About the NAHB housing market index
The National Association of Home Builders (or NAHB) is an association of 700 state and local associations of homebuilders (REM), real estate sales and marketing professionals, and remodelers. The NAHB conducts a monthly survey of its members, and based on this survey, the association publishes a report that includes the housing market index (or HMI).
The survey asks respondents to rate the current conditions and expected conditions in the next six months as “good,” “fair,” or “poor” and mostly relates to the single-family housing (ITB) market. The monthly report also contains data about the traffic of prospective buyers as “high to very high,” “average,” or “low to very low” for new homes.
NAHB HMI reading for May

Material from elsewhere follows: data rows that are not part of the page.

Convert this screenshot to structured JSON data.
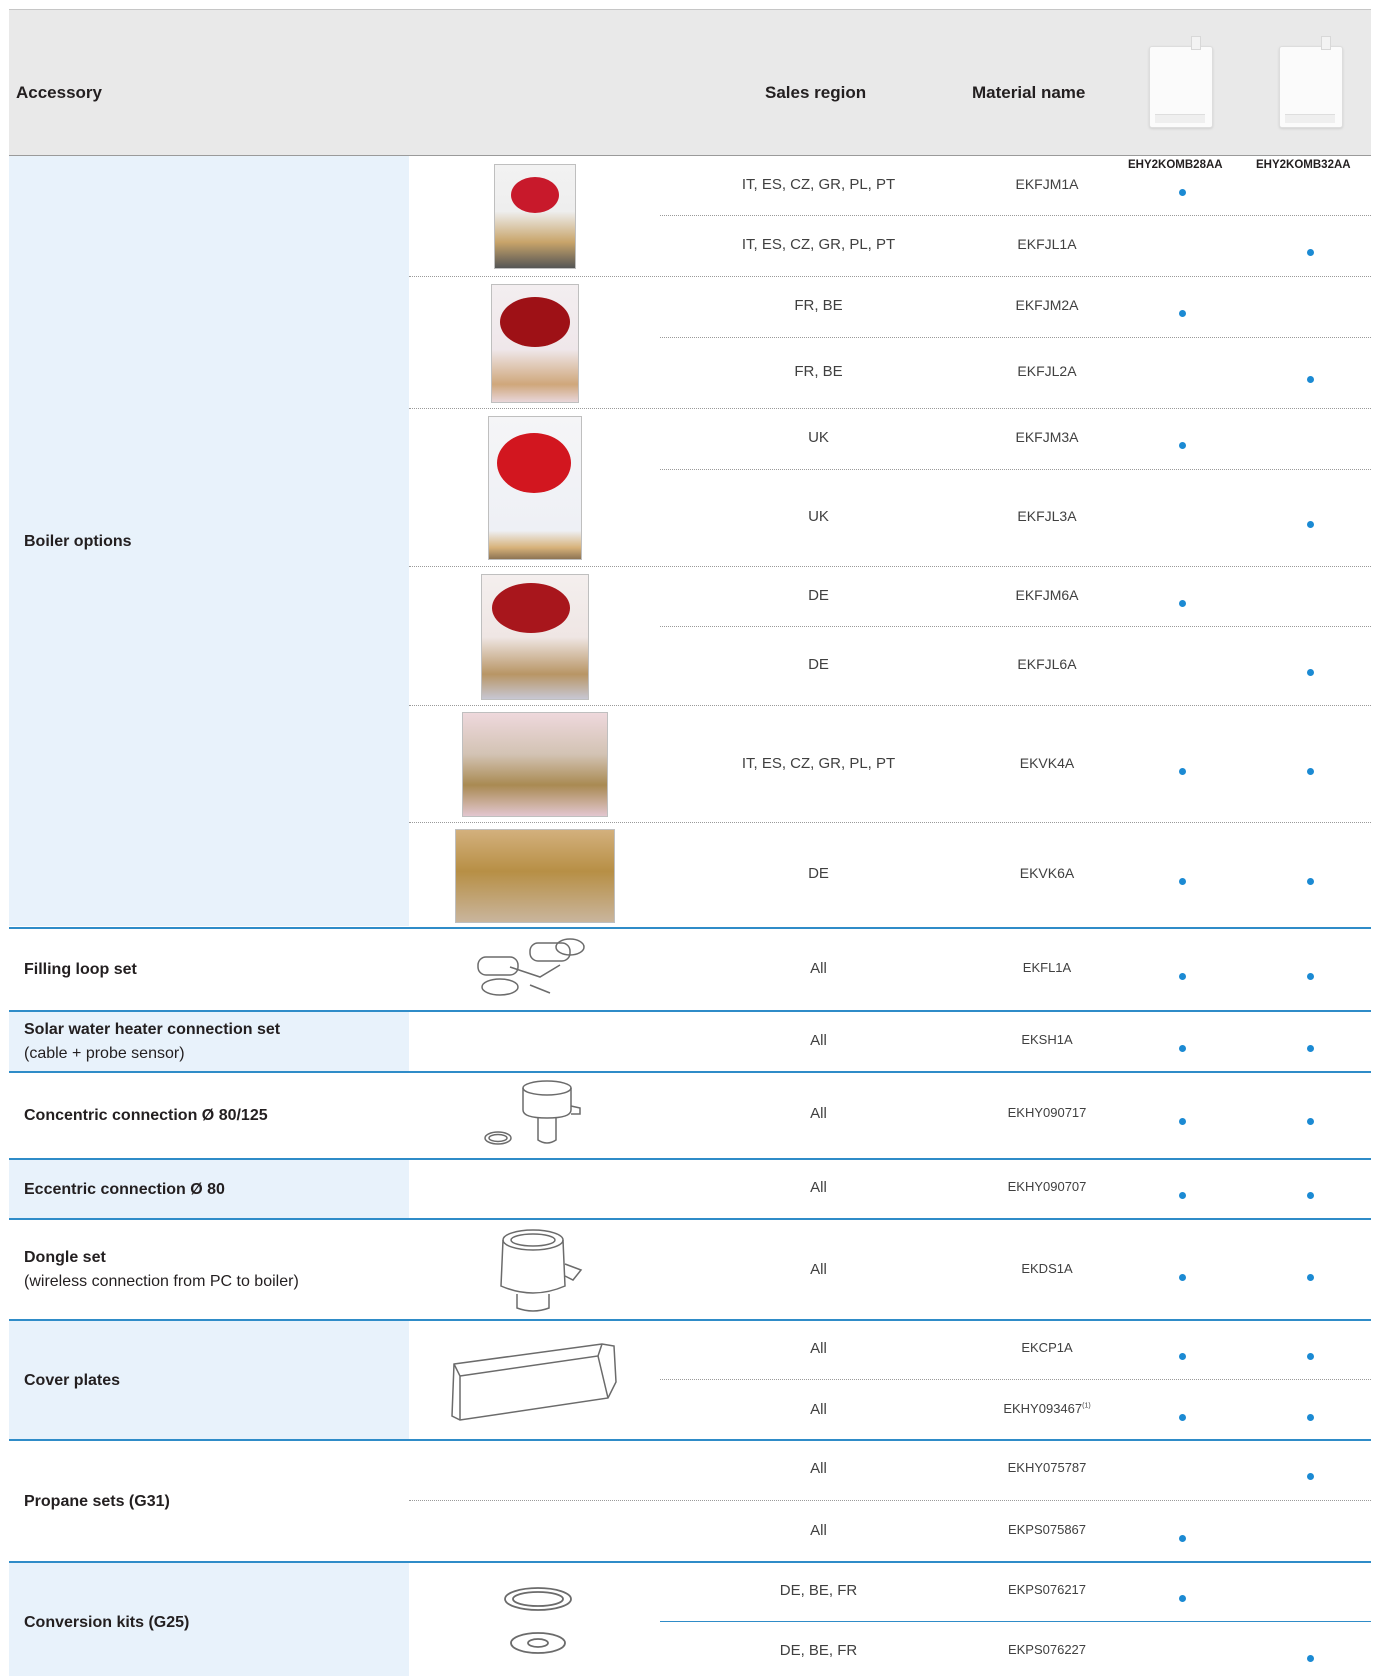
{
  "header": {
    "accessory": "Accessory",
    "sales_region": "Sales region",
    "material_name": "Material name",
    "model_1": "EHY2KOMB28AA",
    "model_2": "EHY2KOMB32AA"
  },
  "groups": [
    {
      "label": "Boiler options",
      "sublabel": ""
    },
    {
      "label": "Filling loop set",
      "sublabel": ""
    },
    {
      "label": "Solar water heater connection set",
      "sublabel": "(cable + probe sensor)"
    },
    {
      "label": "Concentric connection Ø 80/125",
      "sublabel": ""
    },
    {
      "label": "Eccentric connection Ø 80",
      "sublabel": ""
    },
    {
      "label": "Dongle set",
      "sublabel": "(wireless connection from PC to boiler)"
    },
    {
      "label": "Cover plates",
      "sublabel": ""
    },
    {
      "label": "Propane sets (G31)",
      "sublabel": ""
    },
    {
      "label": "Conversion kits (G25)",
      "sublabel": ""
    }
  ],
  "rows": [
    {
      "region": "IT, ES, CZ, GR, PL, PT",
      "material": "EKFJM1A",
      "m28": true,
      "m32": false
    },
    {
      "region": "IT, ES, CZ, GR, PL, PT",
      "material": "EKFJL1A",
      "m28": false,
      "m32": true
    },
    {
      "region": "FR, BE",
      "material": "EKFJM2A",
      "m28": true,
      "m32": false
    },
    {
      "region": "FR, BE",
      "material": "EKFJL2A",
      "m28": false,
      "m32": true
    },
    {
      "region": "UK",
      "material": "EKFJM3A",
      "m28": true,
      "m32": false
    },
    {
      "region": "UK",
      "material": "EKFJL3A",
      "m28": false,
      "m32": true
    },
    {
      "region": "DE",
      "material": "EKFJM6A",
      "m28": true,
      "m32": false
    },
    {
      "region": "DE",
      "material": "EKFJL6A",
      "m28": false,
      "m32": true
    },
    {
      "region": "IT, ES, CZ, GR, PL, PT",
      "material": "EKVK4A",
      "m28": true,
      "m32": true
    },
    {
      "region": "DE",
      "material": "EKVK6A",
      "m28": true,
      "m32": true
    },
    {
      "region": "All",
      "material": "EKFL1A",
      "m28": true,
      "m32": true
    },
    {
      "region": "All",
      "material": "EKSH1A",
      "m28": true,
      "m32": true
    },
    {
      "region": "All",
      "material": "EKHY090717",
      "m28": true,
      "m32": true
    },
    {
      "region": "All",
      "material": "EKHY090707",
      "m28": true,
      "m32": true
    },
    {
      "region": "All",
      "material": "EKDS1A",
      "m28": true,
      "m32": true
    },
    {
      "region": "All",
      "material": "EKCP1A",
      "m28": true,
      "m32": true
    },
    {
      "region": "All",
      "material": "EKHY093467",
      "footnote": "(1)",
      "m28": true,
      "m32": true
    },
    {
      "region": "All",
      "material": "EKHY075787",
      "m28": false,
      "m32": true
    },
    {
      "region": "All",
      "material": "EKPS075867",
      "m28": true,
      "m32": false
    },
    {
      "region": "DE, BE, FR",
      "material": "EKPS076217",
      "m28": true,
      "m32": false
    },
    {
      "region": "DE, BE, FR",
      "material": "EKPS076227",
      "m28": false,
      "m32": true
    }
  ],
  "colors": {
    "dot": "#1b8ad3",
    "rule": "#2f8cc8",
    "label_bg": "#e8f2fb",
    "header_bg": "#e9e9e9"
  }
}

The HMI was reported to have increased by two points to 70 in May compared to the downwardly revised April reading of 68. The index recorded its highest level of 74 in December 2017 and dropped below 70 in only one month in 2018. Such a high level for this reading reflects builder confidence that the housing industry (ITB) could expand further in the future. The HMI is a diffusion index whose value ranges between 0 and 100 and is a weighted average of the results of three different surveys conducted by the NAHB.

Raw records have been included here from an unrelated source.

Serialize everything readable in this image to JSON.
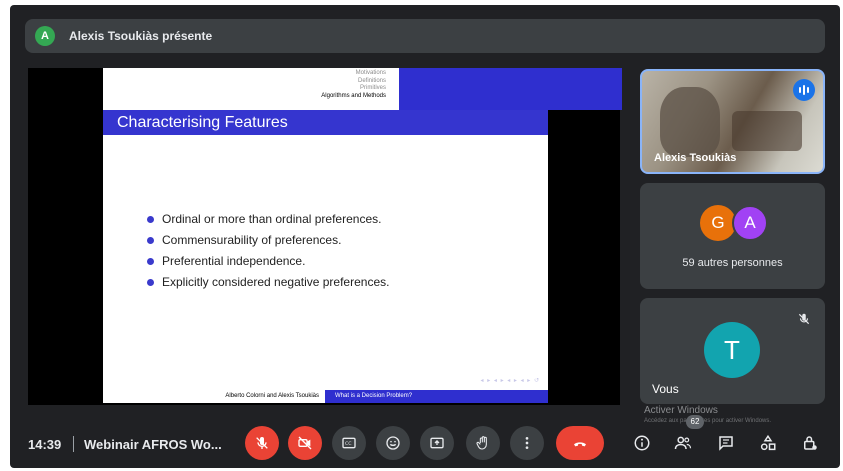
{
  "presenter": {
    "avatar_letter": "A",
    "text": "Alexis Tsoukiàs présente"
  },
  "slide": {
    "nav_items": [
      "Motivations",
      "Definitions",
      "Primitives",
      "Algorithms and Methods"
    ],
    "active_nav": "Algorithms and Methods",
    "title": "Characterising Features",
    "bullets": [
      "Ordinal or more than ordinal preferences.",
      "Commensurability of preferences.",
      "Preferential independence.",
      "Explicitly considered negative preferences."
    ],
    "footer_left": "Alberto Colorni and Alexis Tsoukiàs",
    "footer_right": "What is a Decision Problem?",
    "colors": {
      "blue": "#2f2fcf"
    }
  },
  "tiles": {
    "speaker_name": "Alexis Tsoukiàs",
    "group": {
      "avatar1": "G",
      "avatar2": "A",
      "label": "59 autres personnes"
    },
    "self": {
      "avatar": "T",
      "label": "Vous"
    }
  },
  "watermark": {
    "title": "Activer Windows",
    "subtitle": "Accédez aux paramètres pour activer Windows."
  },
  "bottom_bar": {
    "time": "14:39",
    "separator": "|",
    "meeting_name": "Webinair AFROS Wo...",
    "participant_count": "62",
    "icons": [
      "mic-off-icon",
      "camera-off-icon",
      "captions-icon",
      "emoji-icon",
      "present-icon",
      "raise-hand-icon",
      "more-options-icon",
      "end-call-icon",
      "info-icon",
      "people-icon",
      "chat-icon",
      "activities-icon",
      "host-controls-icon"
    ]
  }
}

The component tracking current sales conditions increased by two points to 76. The components measuring buyer traffic and sales expectations for the next six months remained unchanged at 76 and 55, respectively.
The outlook from the NAHB
NAHB chair Randy Noel said that builders’ (PKB) confidence has increased on growing consumer demand for single-family homes, but rising input costs, especially due to the record-high price of lumber, are hurting homebuilders’ margins and could lead to increased house prices.
The chief economist of the NAHB, Robert Dietz, felt that housing sector fundamentals remained in place thanks to strong employment gains, tight inventory, and demographic tailwinds and that the sector (REZ) should improve at a steady pace in the months ahead. In the next part of this series, we’ll analyze why housing starts were down in April.